Summer, Buddy Holly, the working folly
Good golly Miss Molly and boats
Hammersmith Palais, the Bolshoi Ballet
Jump back in the alley and nanny goats
Ian Dury and the Blockheads – Reasons to be cheerful Part 3
I have been asked to talk about the State of Education at #BrewEdBristol on the 9th Feb. I’ve been thinking about what to say quite a lot. I could easily do a depressive hour bemoaning the terrible mess we seem to be in – cuts, workload stress, our fragmented system, massive divisions amongst educators around practice, SEND provision, inclusion… Oh, I could go on and on.

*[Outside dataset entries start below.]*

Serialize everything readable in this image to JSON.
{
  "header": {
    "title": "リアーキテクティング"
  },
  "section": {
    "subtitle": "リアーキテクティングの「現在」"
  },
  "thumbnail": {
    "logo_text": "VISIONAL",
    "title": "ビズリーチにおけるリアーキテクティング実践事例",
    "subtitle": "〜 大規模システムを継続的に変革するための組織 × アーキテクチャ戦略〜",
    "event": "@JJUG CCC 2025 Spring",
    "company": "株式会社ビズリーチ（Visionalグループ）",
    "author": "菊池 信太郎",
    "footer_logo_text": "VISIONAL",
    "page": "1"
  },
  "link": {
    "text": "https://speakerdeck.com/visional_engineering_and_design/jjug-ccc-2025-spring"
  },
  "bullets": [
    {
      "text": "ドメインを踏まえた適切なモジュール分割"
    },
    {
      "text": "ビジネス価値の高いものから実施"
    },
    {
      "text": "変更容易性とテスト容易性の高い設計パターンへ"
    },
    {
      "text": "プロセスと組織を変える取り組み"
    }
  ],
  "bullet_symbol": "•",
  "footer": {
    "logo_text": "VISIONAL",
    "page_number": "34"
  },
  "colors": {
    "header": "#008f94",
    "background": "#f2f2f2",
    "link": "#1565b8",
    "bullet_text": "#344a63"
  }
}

Last week, whilst thinking, I listened to the Ian Dury and the Blockheads song – Reasons to be Cheerful – Part 3 in which Mr Dury lists all the things that make him happy. Now, for Ian this is mostly drugs, sex, rock and roll and nanny goats… but it got me thinking – What ARE the reasons to be cheerful in education? What if I twisted the narrative and looked at the things I may be taking for granted. So, on Wednesday just before a governors meeting I tweeted:

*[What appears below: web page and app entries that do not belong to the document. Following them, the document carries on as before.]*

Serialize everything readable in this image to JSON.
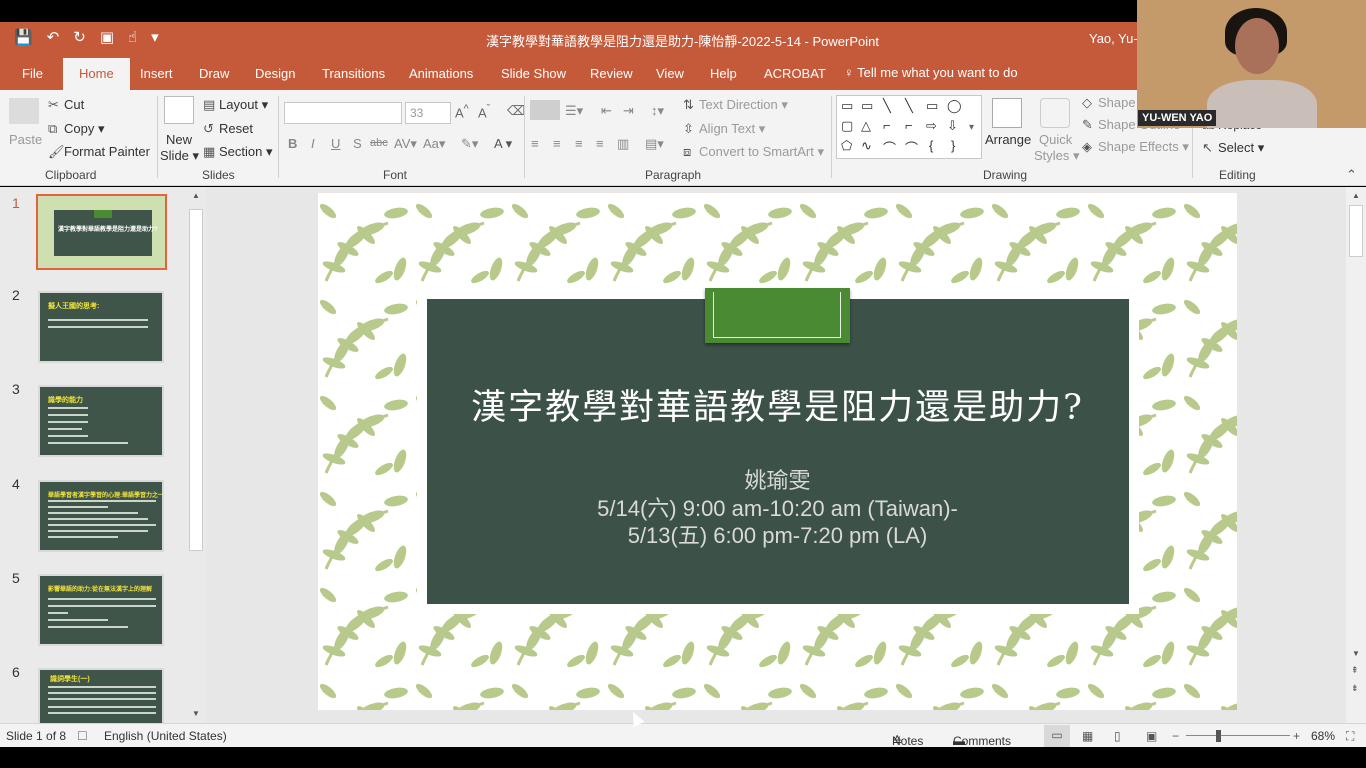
{
  "title_bar": {
    "document_title": "漢字教學對華語教學是阻力還是助力-陳怡靜-2022-5-14  -  PowerPoint",
    "user": "Yao, Yu-w"
  },
  "tabs": [
    "File",
    "Home",
    "Insert",
    "Draw",
    "Design",
    "Transitions",
    "Animations",
    "Slide Show",
    "Review",
    "View",
    "Help",
    "ACROBAT"
  ],
  "active_tab": "Home",
  "tell_me": "Tell me what you want to do",
  "ribbon": {
    "clipboard": {
      "paste": "Paste",
      "cut": "Cut",
      "copy": "Copy",
      "format_painter": "Format Painter",
      "label": "Clipboard"
    },
    "slides": {
      "new_slide_1": "New",
      "new_slide_2": "Slide",
      "layout": "Layout",
      "reset": "Reset",
      "section": "Section",
      "label": "Slides"
    },
    "font": {
      "size": "33",
      "label": "Font"
    },
    "paragraph": {
      "text_direction": "Text Direction",
      "align_text": "Align Text",
      "convert": "Convert to SmartArt",
      "label": "Paragraph"
    },
    "drawing": {
      "arrange": "Arrange",
      "quick_styles_1": "Quick",
      "quick_styles_2": "Styles",
      "shape_fill": "Shape",
      "shape_outline": "Shape Outline",
      "shape_effects": "Shape Effects",
      "label": "Drawing"
    },
    "editing": {
      "replace": "Replace",
      "select": "Select",
      "label": "Editing"
    }
  },
  "thumbnails": [
    {
      "num": "1",
      "title": "漢字教學對華語教學是阻力還是助力?"
    },
    {
      "num": "2",
      "title": "擬人王國的思考:"
    },
    {
      "num": "3",
      "title": "識學的能力"
    },
    {
      "num": "4",
      "title": "華語學習者漢字學習的心理:華語學習力之一"
    },
    {
      "num": "5",
      "title": "影響華語的助力:從在無法漢字上的理解"
    },
    {
      "num": "6",
      "title": "識詞學生(一)"
    }
  ],
  "slide": {
    "title": "漢字教學對華語教學是阻力還是助力?",
    "presenter": "姚瑜雯",
    "line1": "5/14(六) 9:00 am-10:20 am (Taiwan)-",
    "line2": "5/13(五) 6:00 pm-7:20 pm (LA)"
  },
  "status_bar": {
    "slide_counter": "Slide 1 of 8",
    "language": "English (United States)",
    "notes": "Notes",
    "comments": "Comments",
    "zoom": "68%"
  },
  "webcam": {
    "name": "YU-WEN YAO"
  },
  "colors": {
    "accent": "#c55a3a",
    "slide_board": "#3c5148",
    "leaf": "#b7c98b"
  }
}
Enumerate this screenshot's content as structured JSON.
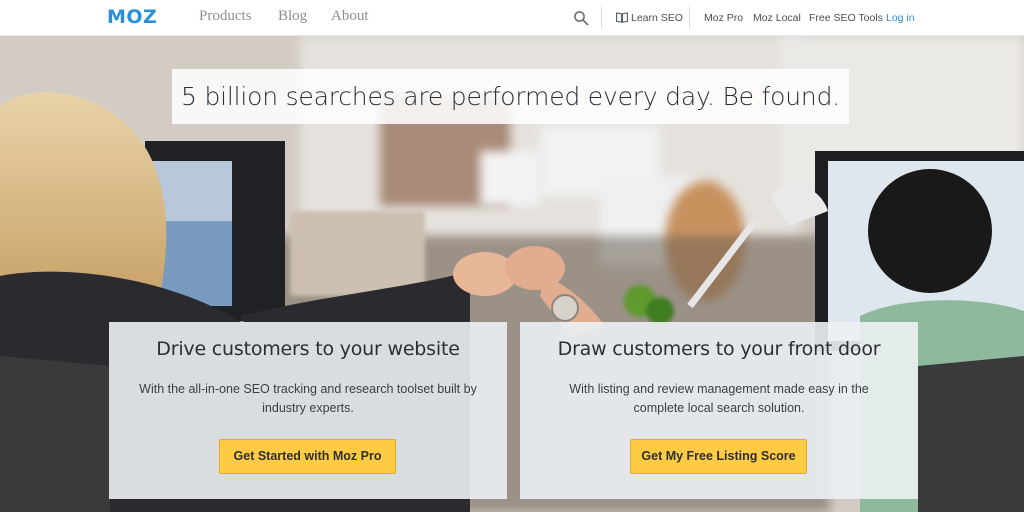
{
  "brand": {
    "logo": "MOZ",
    "accent": "#2c8fdc",
    "button_color": "#ffcb45"
  },
  "nav": {
    "main": [
      "Products",
      "Blog",
      "About"
    ],
    "search_icon": "search-icon",
    "learn_icon": "book-icon",
    "right": {
      "learn_seo": "Learn SEO",
      "moz_pro": "Moz Pro",
      "moz_local": "Moz Local",
      "free_tools": "Free SEO Tools",
      "login": "Log in"
    }
  },
  "hero": {
    "headline": "5 billion searches are performed every day. Be found.",
    "cards": [
      {
        "title": "Drive customers to your website",
        "description": "With the all-in-one SEO tracking and research toolset built by industry experts.",
        "button": "Get Started with Moz Pro"
      },
      {
        "title": "Draw customers to your front door",
        "description": "With listing and review management made easy in the complete local search solution.",
        "button": "Get My Free Listing Score"
      }
    ]
  }
}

It got a fantastic response and has helped me compile a list for my #BrewEd talk. I don’t want to give too much away yet but felt like exploring some areas. There were many obvious ones on there – the children, colleagues etc – but some really got me thinking… especially twitters role in how the profession has developed. There are a few Twitter related ones on my list – some controversial. It makes me think about a scene in The Life of Brian:
Brian: Look, you’ve got it all wrong! You don’t NEED to follow ME, You don’t NEED to follow ANYBODY! You’ve got to think for your selves! You’re ALL individuals!

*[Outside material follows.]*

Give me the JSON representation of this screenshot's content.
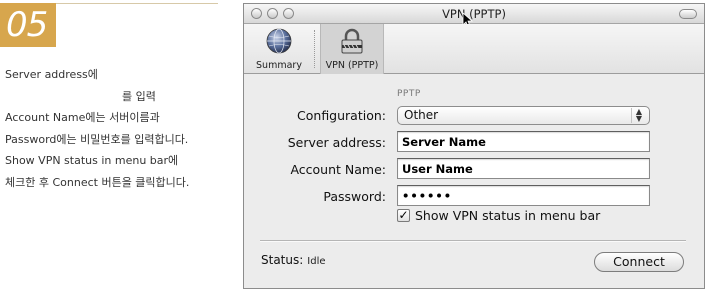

Crowd: Yes! We’re all individuals!
Brian: You’re all different!
Crowd: Yes, we ARE all different!
Man in crowd: I’m not…
I think when it comes to how I feel about education and especially twitter I want to be that man in the crowd. I want to be able to step back and reflect without white noise clouding my judgements. As long as I have been in education there has always been this addiction to following prevalent or dominant tendencies. I have fallen for it time and time again. I have added to the ‘Education is Doomed’ soundbite because I have been unable to flip the way I see things.
I taught this week – for about 30 minutes – and loved every second. I realised as a head teacher I miss that part in my role. Those teaching interactions… The teacher left me and just assumed I knew how to teach the Mathematics on the board. I didn’t. I had to think quickly and got the children to explain the way the method was worked out. When I last taught we did it differently – the method we used now was genius and once I’d picked it up we were off! I felt real joy in those few moments. I recently read a great blog by an Ex Head teacher colleague from Bristol about why he went back to teaching (https://www.teachwire.net/news/why-i-quit-my-headship-and-moved-to-supply-teaching)
I understood exactly what he meant this week. This week, that little tweet had made me realise what a gift teaching is. What a blessing it is to work with children and young people.
Reasons to be Cheerful? 1 2 3…
Leave a Reply